string, otherwise the message will return an error for the failed evaluation instead.
Without setting a custom message, a deployment with an
emptyDirvolume would have failed with the following:
The deployments “nginx” is invalid: : ValidatingAdmissionPolicy ‘demo-policy.example.com’ with binding ‘demo-binding-test.example.com’ denied request: failed expression: !has(object.spec.template.spec.volumes) || object.spec.template.spec.volumes.all(v, !has(v.emptyDir))
This might be somewhat hard to understand from a client's perspective. With the custom message expression, we would get the following:

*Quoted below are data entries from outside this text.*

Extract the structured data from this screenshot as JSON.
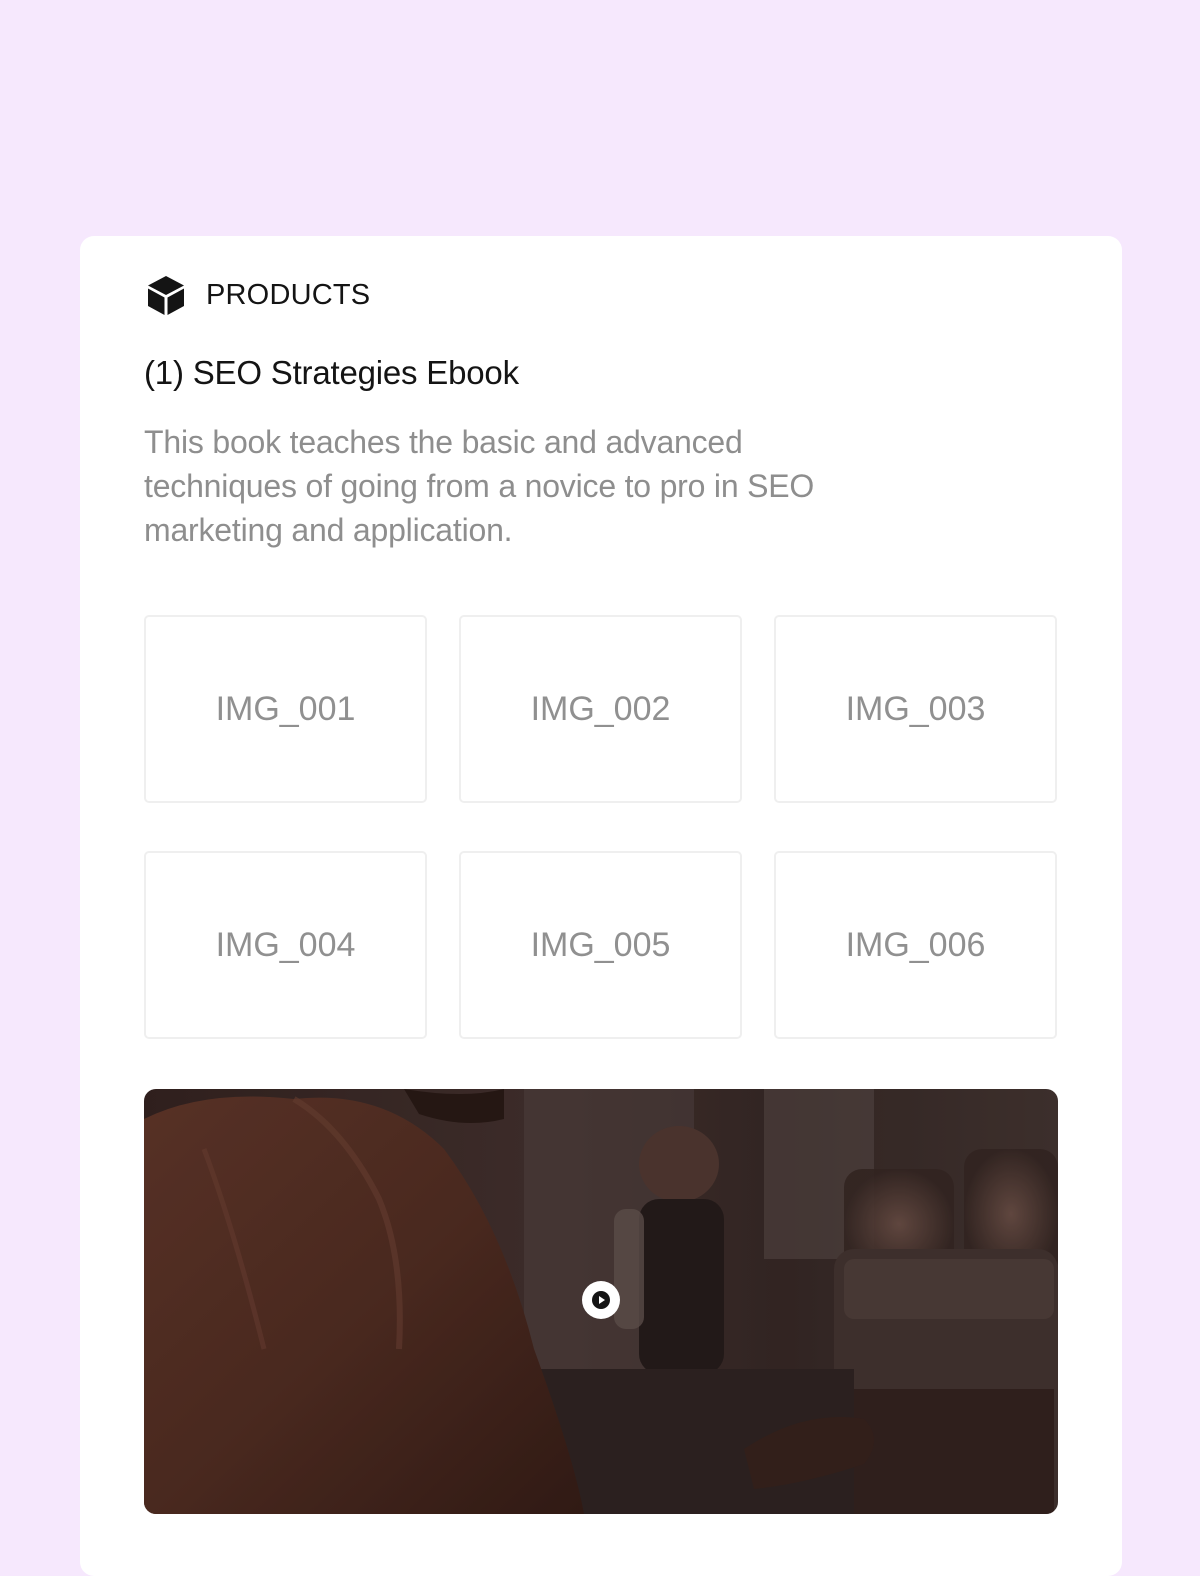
{
  "section": {
    "title": "PRODUCTS",
    "icon": "box-icon"
  },
  "product": {
    "title": "(1) SEO Strategies Ebook",
    "description": "This book teaches the basic and advanced techniques of going from a novice to pro in SEO marketing and application."
  },
  "images": [
    {
      "label": "IMG_001"
    },
    {
      "label": "IMG_002"
    },
    {
      "label": "IMG_003"
    },
    {
      "label": "IMG_004"
    },
    {
      "label": "IMG_005"
    },
    {
      "label": "IMG_006"
    }
  ],
  "video": {
    "play_icon": "play-icon"
  },
  "colors": {
    "page_background": "#F6E8FD",
    "card_background": "#FFFFFF",
    "title_text": "#141414",
    "muted_text": "#8E8E8E"
  }
}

The deployments “nginx” is invalid: : ValidatingAdmissionPolicy ‘demo-policy.example.com’ with binding ‘demo-binding-test.example.com’ denied request: Deployment cannot use emptyDir volumes, change the following volumes: test
Note that I’m using a
messageExpressionrather than a normal
messagefor this validation in order to demonstrate the power of CEL. The fact that you can do something doesn’t always mean that you should!
As Kubernetes continues to evolve, CEL support is set to introduce more exciting capabilities in future releases. We encourage you to explore Validating Admission Policies and become acquainted with this powerful feature, as it’s likely to become a go-to tool for cluster operators.
Remember that the Validating Admission Policy feature gate is currently in Alpha, which means changes and improvements are expected as it progresses toward General Availability. Stay informed by following updates in the Kubernetes changelog and documentation to ensure you’re up to speed with the latest developments.
Given the ongoing nature of this feature, the content of this article may need to be updated over time. If you come across an example that no longer works or a statement that is no longer accurate, please reach out to us, and we’ll review and update the information accordingly.